Your job is to return every line of the listing holding the string "date".
========================================================================
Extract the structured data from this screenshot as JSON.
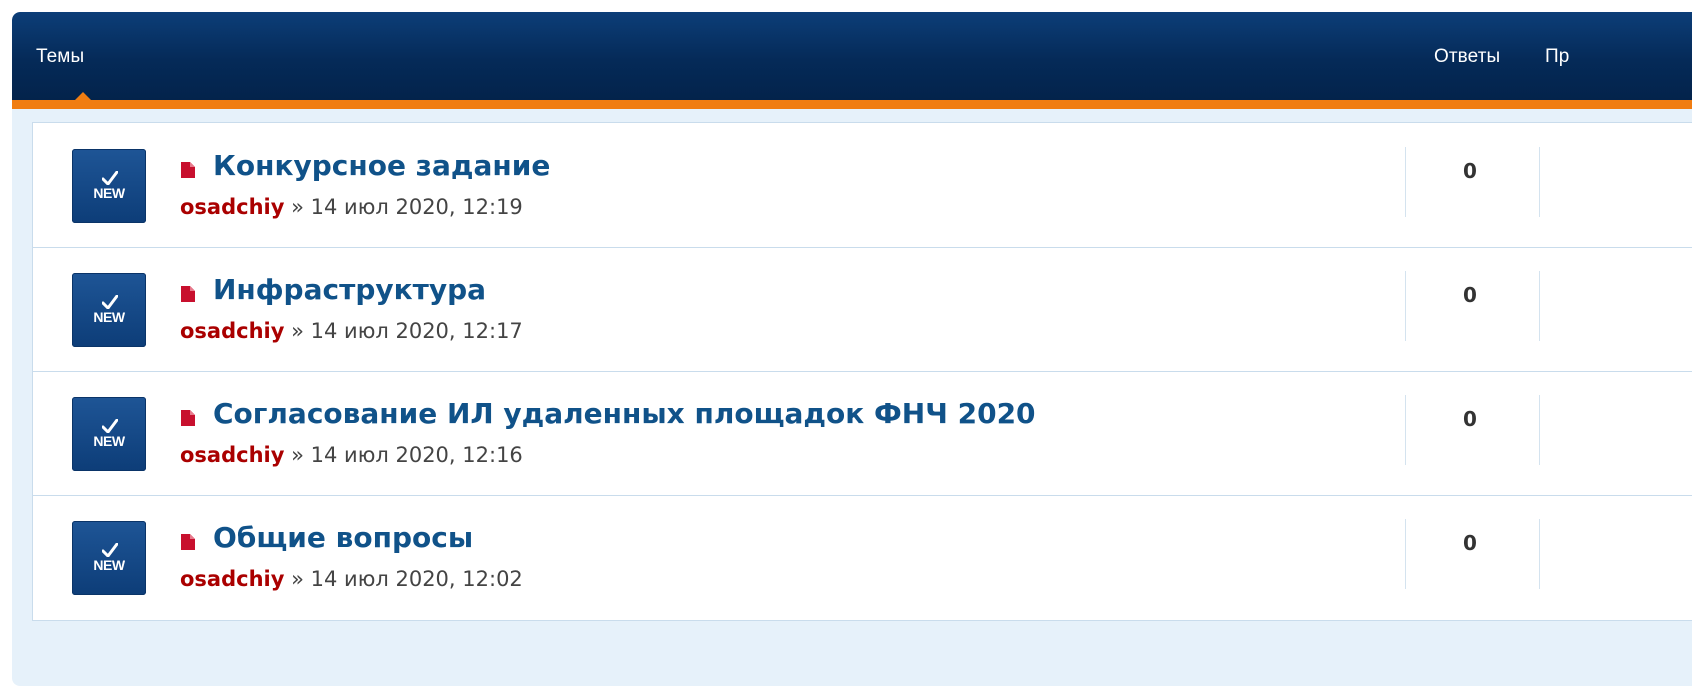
{
  "header": {
    "topics_label": "Темы",
    "replies_label": "Ответы",
    "views_label_partial": "Пр"
  },
  "topics": [
    {
      "title": "Конкурсное задание",
      "author": "osadchiy",
      "separator": "»",
      "date": "14 июл 2020, 12:19",
      "replies": "0",
      "badge": "NEW"
    },
    {
      "title": "Инфраструктура",
      "author": "osadchiy",
      "separator": "»",
      "date": "14 июл 2020, 12:17",
      "replies": "0",
      "badge": "NEW"
    },
    {
      "title": "Согласование ИЛ удаленных площадок ФНЧ 2020",
      "author": "osadchiy",
      "separator": "»",
      "date": "14 июл 2020, 12:16",
      "replies": "0",
      "badge": "NEW"
    },
    {
      "title": "Общие вопросы",
      "author": "osadchiy",
      "separator": "»",
      "date": "14 июл 2020, 12:02",
      "replies": "0",
      "badge": "NEW"
    }
  ],
  "colors": {
    "header_bg": "#052a58",
    "header_accent": "#f07d12",
    "title_link": "#105289",
    "author_link": "#aa0000",
    "doc_icon": "#c8102e"
  },
  "icons": {
    "topic_status": "new-topic-icon",
    "topic_type": "document-icon"
  }
}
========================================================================
REPLY -
      "date": "14 июл 2020, 12:19",
      "date": "14 июл 2020, 12:17",
      "date": "14 июл 2020, 12:16",
      "date": "14 июл 2020, 12:02",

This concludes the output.